On the face of it the restoration of the link between the State Pension and earnings, with the guarantee that if prices are rising more quickly than earnings any rise will be linked to the higher figure is good news. However the Silver Inflation measure puts into context the fact that even with the triple lock the value of the state pension will slowly be eroded.

Private pension?

Occupational Pension Schemes generally have some form of indexation built in, which may be linked to CPI or indeed RPI, however it is often capped. We have seen how Silver Inflation has risen at a greater level than both of these measures over the past few years, if this continues the income from Occupational Pension Schemes will be reduced in real terms.

When it comes to Personal Pension Plans the majority of people purchase Lifetime Annuities with most, in our experience, opting for a level Annuity, meaning that the income it produces will never rise. Whilst this gives a higher starting income than if an element of indexation is included, the buying power of the Annuity will start to reduce quickly.

Even if indexation is selected and set to keep pace with RPI the buying power could be eroded as we have seen how the real inflation rate suffered by more elderly consumers is higher than RPI

How can I get my savings to keep pace with inflation?

We have written many times about the problems savers have trying to get a return to match CPI, one such article can be found here. At current interest rates savings need to be tied up for at least one year for a basic rate taxpayer to get a net return equal to CPI.

There are currently no deposit accounts which provide an after tax return sufficient to beat RPI.

A higher rate taxpayer cannot get a return, net of tax, that beats CPI and there are certainly no accounts which provide even a gross interest rate which will match the Silver inflation measure.

This is particularly problematic as many more elderly savers rely on interest to supplement their pension income, with interest rates already being low, higher than expected falls in the buying power of that income are bad news.

What do we learn from looking at Silver Inflation?

The most startling revelation is the rate at which older generations suffer higher inflation than they perhaps believed was the case.

Furthermore the statistics from Age UK Enterprise shows that RPI in itself is a less meaningful figure the older you get and also the importance of focusing inflation calculations on specific age bands.

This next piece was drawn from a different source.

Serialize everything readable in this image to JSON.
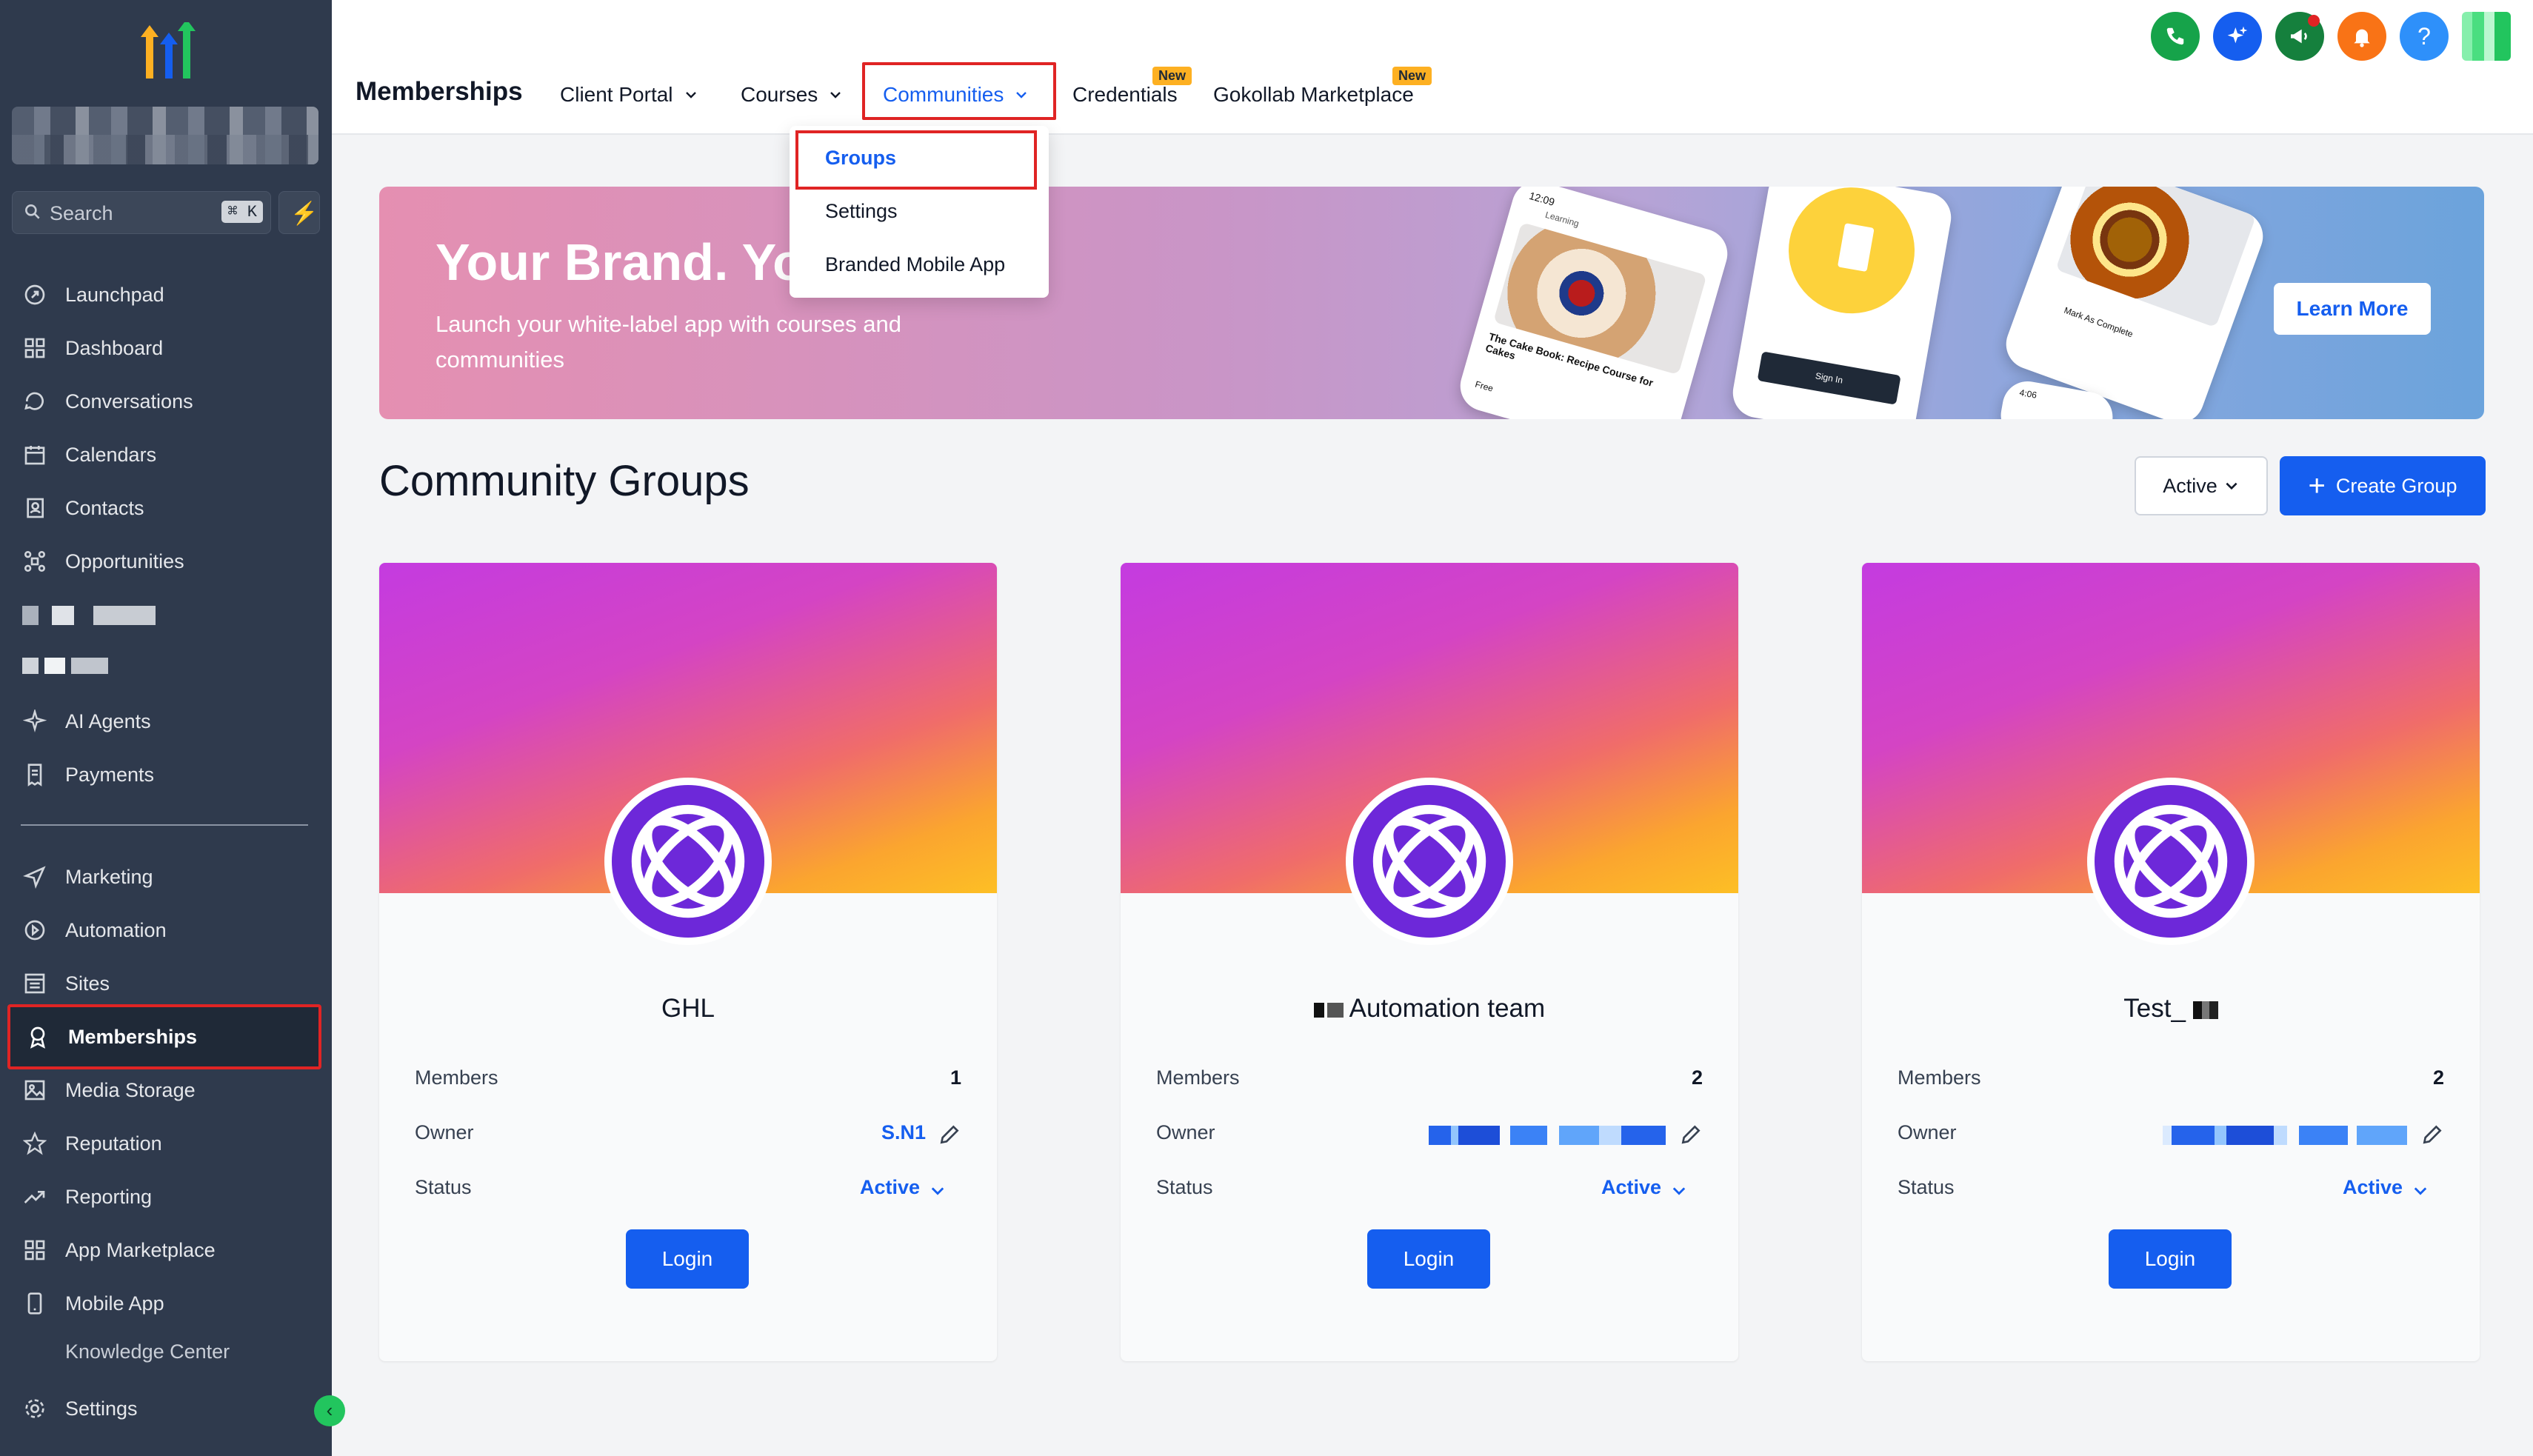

Finally the figures really emphasise the importance good quality financial planning and of doing everything you can to try and combat the effects of inflation.
Sadly though, it would seem that however hard you try your income and savings are unlikely to keep pace with the new phenomenon that is known as Silver Inflation.

What next?

If you are considering retirement or have concerned about how Silver Inflation will affect you do not hesitate to call us today on 0845 074 7778 or 0115 933 8433 and ask to speak to one of our advisers. Alternatively to do your own Annuity quote visit our free to use Annuity Calculator by clicking here.